## Exercise directions
Gather up every line from the entries below that uses the word "Unicode".

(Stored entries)
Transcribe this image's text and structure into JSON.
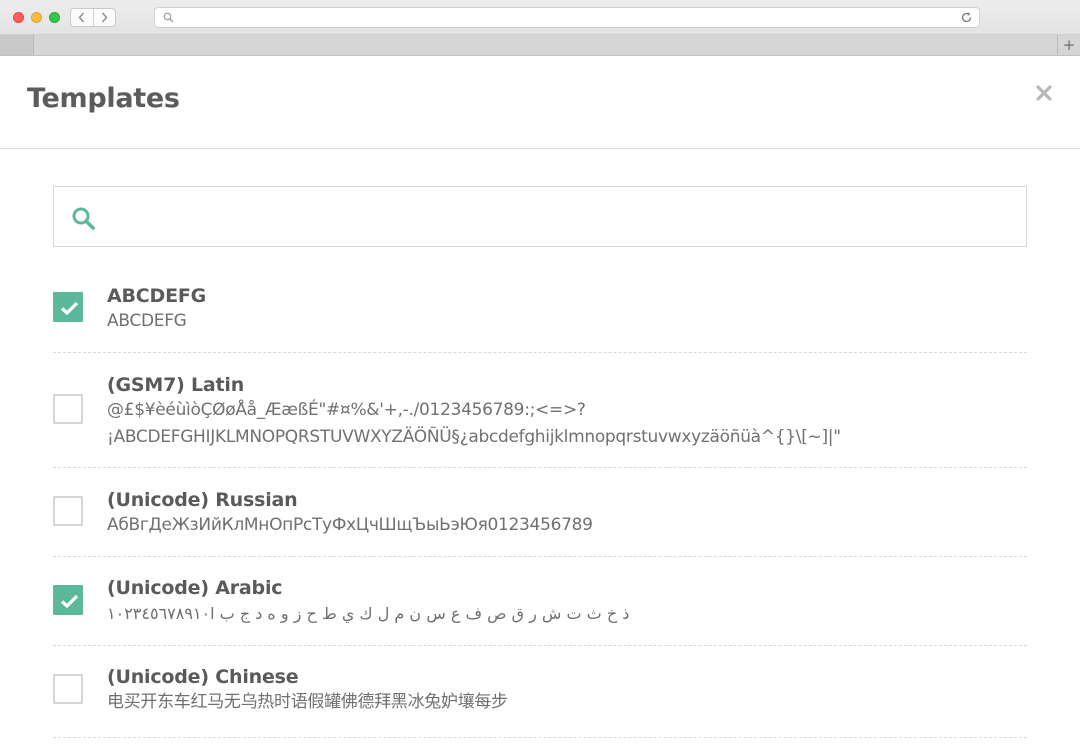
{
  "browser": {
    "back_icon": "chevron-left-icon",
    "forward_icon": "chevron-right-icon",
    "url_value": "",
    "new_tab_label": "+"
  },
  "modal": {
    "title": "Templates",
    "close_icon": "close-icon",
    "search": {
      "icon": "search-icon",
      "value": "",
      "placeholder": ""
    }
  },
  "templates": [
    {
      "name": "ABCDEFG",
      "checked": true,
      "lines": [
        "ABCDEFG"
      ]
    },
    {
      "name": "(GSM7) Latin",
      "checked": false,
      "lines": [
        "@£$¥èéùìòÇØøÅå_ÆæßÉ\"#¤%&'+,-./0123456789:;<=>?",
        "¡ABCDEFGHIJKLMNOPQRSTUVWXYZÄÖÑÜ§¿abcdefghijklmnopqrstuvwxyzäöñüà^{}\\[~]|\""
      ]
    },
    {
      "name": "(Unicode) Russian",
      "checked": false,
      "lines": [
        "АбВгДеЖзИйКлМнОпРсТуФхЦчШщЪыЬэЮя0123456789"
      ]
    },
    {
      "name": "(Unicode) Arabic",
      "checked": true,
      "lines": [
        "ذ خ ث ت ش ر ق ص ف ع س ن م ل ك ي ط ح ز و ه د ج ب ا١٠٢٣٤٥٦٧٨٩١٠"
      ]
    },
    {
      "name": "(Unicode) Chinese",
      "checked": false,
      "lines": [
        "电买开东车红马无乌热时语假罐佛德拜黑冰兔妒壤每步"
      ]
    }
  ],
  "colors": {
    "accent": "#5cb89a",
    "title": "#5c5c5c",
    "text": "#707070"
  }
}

## Answer to this exercise
      "name": "(Unicode) Russian",
      "name": "(Unicode) Arabic",
      "name": "(Unicode) Chinese",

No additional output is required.